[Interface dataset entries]
┄┄┄┄┄┄
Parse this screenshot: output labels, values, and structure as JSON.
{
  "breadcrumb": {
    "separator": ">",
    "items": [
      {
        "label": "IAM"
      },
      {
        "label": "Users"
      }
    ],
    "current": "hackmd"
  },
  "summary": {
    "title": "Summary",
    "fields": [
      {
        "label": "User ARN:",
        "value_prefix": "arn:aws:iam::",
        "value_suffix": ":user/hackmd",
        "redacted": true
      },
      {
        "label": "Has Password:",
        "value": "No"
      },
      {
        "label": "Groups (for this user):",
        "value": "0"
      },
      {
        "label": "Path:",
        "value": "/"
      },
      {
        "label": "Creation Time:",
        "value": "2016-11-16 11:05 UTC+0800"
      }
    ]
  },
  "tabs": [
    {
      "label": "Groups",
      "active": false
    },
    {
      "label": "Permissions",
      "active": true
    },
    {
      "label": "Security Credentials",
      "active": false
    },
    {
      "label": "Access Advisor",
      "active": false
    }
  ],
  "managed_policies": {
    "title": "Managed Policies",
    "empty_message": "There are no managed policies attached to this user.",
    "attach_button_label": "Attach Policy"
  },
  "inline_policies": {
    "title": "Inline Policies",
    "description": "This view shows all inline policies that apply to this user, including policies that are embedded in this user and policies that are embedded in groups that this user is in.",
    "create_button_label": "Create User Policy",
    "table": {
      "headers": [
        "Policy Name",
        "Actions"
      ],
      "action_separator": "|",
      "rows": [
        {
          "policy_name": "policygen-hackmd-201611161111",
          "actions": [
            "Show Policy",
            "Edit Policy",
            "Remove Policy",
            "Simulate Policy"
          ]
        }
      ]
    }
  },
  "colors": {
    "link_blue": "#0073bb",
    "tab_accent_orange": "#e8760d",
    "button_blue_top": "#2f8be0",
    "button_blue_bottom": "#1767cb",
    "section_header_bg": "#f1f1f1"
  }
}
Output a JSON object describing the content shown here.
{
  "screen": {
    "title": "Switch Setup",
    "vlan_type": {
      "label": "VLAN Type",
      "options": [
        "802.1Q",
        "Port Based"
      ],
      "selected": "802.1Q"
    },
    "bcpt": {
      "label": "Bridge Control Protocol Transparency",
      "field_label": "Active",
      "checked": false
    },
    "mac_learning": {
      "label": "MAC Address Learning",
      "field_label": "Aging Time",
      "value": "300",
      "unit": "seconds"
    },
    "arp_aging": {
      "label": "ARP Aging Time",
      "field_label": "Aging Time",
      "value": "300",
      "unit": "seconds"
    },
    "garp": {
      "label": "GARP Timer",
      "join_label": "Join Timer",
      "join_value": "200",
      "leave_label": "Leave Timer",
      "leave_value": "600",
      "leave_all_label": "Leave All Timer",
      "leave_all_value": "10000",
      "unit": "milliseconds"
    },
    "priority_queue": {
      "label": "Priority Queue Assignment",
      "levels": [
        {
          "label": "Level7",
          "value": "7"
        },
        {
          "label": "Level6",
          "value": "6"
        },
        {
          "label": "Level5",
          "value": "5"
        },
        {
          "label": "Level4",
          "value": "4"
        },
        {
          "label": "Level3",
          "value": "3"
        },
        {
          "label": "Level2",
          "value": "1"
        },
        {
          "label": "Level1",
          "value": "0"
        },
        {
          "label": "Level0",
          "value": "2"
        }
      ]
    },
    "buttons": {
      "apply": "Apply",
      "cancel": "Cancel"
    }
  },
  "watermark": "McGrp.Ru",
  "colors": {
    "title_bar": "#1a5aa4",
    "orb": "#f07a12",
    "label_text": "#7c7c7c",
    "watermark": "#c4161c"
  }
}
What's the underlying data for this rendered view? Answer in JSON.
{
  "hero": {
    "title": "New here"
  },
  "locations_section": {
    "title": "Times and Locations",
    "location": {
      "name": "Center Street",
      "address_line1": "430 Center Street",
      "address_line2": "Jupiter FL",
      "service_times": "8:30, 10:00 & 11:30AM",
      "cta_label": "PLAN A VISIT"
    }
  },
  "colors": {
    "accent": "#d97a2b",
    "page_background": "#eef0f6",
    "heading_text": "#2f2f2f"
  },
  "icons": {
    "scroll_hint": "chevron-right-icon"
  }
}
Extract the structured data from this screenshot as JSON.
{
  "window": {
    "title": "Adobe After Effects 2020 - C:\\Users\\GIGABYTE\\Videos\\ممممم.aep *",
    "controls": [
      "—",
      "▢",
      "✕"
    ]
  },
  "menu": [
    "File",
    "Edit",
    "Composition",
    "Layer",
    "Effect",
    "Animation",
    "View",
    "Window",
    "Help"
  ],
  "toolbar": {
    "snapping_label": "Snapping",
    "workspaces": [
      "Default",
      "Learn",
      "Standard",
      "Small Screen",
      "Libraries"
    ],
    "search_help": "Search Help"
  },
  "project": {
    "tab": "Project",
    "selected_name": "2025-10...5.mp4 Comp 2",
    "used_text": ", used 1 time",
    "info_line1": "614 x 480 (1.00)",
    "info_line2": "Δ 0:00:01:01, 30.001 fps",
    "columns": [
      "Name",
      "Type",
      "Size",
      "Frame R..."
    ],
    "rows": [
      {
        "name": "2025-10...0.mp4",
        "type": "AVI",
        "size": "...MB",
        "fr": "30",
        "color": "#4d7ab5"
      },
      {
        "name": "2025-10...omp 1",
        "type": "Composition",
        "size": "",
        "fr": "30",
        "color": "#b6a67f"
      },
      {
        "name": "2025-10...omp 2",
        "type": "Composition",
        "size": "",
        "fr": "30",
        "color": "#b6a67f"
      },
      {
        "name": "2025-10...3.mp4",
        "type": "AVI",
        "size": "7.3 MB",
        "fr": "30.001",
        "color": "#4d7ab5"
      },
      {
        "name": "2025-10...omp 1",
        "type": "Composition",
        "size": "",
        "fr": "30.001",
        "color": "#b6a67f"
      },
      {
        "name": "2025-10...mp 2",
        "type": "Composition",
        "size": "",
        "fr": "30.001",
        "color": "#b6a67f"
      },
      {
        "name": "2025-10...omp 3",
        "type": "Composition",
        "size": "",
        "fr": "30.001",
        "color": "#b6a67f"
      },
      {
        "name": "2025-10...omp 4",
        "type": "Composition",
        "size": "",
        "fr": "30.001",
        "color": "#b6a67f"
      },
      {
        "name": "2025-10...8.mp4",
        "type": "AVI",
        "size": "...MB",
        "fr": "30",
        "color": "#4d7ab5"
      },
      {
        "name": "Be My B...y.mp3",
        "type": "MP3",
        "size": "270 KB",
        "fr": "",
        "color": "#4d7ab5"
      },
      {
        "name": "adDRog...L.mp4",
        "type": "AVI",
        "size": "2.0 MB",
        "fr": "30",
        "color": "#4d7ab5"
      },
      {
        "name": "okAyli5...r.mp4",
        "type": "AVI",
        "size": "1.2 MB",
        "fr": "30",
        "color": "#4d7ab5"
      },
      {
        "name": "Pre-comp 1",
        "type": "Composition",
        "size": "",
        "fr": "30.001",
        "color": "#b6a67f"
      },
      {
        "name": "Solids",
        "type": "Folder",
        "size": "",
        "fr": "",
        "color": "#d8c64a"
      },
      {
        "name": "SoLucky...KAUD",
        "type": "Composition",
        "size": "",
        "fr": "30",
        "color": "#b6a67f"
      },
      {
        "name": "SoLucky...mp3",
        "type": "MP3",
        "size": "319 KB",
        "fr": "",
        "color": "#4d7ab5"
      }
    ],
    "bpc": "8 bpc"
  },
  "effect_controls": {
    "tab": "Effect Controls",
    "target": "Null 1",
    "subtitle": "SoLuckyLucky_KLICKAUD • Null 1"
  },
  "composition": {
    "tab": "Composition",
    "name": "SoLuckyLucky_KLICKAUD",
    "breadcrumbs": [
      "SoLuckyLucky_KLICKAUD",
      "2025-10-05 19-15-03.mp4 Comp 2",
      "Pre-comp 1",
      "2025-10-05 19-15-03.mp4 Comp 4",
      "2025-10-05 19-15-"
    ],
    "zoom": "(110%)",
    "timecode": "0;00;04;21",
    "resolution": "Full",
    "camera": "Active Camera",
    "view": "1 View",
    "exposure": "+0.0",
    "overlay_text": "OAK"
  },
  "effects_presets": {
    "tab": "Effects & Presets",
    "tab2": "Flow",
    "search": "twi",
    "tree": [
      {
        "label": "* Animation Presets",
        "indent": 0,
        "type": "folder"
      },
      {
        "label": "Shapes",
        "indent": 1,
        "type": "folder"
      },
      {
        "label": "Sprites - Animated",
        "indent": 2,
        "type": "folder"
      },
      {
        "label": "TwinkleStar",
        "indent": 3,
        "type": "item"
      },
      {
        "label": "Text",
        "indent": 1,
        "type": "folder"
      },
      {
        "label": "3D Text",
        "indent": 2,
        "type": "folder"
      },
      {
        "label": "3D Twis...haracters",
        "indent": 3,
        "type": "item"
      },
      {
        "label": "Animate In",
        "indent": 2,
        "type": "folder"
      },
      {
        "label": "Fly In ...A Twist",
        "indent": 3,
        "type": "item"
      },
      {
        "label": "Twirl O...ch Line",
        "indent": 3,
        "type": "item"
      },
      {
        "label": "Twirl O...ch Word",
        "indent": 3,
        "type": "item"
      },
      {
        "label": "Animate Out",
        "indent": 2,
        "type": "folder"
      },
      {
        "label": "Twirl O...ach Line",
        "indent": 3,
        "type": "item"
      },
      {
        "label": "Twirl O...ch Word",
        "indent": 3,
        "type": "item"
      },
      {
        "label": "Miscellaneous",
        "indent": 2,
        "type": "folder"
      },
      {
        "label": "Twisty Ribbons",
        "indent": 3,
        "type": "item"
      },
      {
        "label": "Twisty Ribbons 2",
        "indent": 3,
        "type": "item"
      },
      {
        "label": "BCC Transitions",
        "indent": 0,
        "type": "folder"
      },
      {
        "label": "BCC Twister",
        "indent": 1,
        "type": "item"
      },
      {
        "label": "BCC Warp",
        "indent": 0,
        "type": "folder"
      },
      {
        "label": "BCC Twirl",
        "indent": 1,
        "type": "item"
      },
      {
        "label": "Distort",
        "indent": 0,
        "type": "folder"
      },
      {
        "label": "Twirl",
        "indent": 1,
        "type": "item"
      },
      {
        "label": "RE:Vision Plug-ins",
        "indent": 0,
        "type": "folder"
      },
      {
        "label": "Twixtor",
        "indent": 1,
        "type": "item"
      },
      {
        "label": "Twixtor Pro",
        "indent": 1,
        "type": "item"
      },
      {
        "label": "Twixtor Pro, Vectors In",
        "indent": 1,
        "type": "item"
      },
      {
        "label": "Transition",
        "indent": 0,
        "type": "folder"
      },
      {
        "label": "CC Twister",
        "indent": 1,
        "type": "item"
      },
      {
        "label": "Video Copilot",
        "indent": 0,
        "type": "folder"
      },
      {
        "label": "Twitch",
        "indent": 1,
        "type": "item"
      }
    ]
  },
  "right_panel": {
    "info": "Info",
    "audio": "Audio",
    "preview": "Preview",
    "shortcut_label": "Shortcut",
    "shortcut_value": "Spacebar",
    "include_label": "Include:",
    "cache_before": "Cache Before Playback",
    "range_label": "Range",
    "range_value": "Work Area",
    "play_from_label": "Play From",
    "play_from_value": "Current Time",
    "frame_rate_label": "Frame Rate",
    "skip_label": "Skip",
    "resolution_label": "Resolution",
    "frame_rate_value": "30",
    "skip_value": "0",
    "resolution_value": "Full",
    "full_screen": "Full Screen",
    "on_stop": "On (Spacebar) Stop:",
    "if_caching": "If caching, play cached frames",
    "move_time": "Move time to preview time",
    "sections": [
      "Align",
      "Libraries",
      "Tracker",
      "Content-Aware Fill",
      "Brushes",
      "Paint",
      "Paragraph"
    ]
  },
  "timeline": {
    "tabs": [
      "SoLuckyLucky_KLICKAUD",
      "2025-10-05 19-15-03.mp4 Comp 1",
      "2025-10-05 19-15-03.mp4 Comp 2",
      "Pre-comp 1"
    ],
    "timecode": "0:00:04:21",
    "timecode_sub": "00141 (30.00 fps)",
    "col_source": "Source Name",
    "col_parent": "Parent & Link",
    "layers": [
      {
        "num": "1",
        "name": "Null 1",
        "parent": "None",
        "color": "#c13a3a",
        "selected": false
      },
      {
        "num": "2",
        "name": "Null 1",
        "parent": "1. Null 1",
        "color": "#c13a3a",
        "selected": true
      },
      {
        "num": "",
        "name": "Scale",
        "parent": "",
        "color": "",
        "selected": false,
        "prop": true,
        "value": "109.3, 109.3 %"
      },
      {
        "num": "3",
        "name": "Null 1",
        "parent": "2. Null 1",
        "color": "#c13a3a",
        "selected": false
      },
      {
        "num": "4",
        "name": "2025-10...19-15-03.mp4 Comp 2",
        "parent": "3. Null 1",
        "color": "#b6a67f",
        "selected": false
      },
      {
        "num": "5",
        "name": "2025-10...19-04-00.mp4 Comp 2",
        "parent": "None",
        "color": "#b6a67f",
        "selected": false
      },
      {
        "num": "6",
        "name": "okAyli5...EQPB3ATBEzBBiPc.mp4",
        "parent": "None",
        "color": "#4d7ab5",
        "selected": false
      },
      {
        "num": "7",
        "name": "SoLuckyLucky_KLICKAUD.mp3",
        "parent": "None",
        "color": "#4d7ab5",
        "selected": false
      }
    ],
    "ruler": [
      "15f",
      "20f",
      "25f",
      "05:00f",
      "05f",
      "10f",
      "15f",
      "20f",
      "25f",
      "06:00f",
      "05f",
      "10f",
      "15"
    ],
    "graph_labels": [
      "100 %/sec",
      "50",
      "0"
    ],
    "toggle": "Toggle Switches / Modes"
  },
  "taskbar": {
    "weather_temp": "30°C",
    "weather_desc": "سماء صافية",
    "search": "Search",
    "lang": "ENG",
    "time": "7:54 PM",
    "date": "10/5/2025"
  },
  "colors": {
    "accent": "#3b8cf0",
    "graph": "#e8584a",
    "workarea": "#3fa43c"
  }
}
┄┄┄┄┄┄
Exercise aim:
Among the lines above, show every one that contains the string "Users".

Finished task:
        "label": "Users"
    "title": "Adobe After Effects 2020 - C:\\Users\\GIGABYTE\\Videos\\ممممم.aep *",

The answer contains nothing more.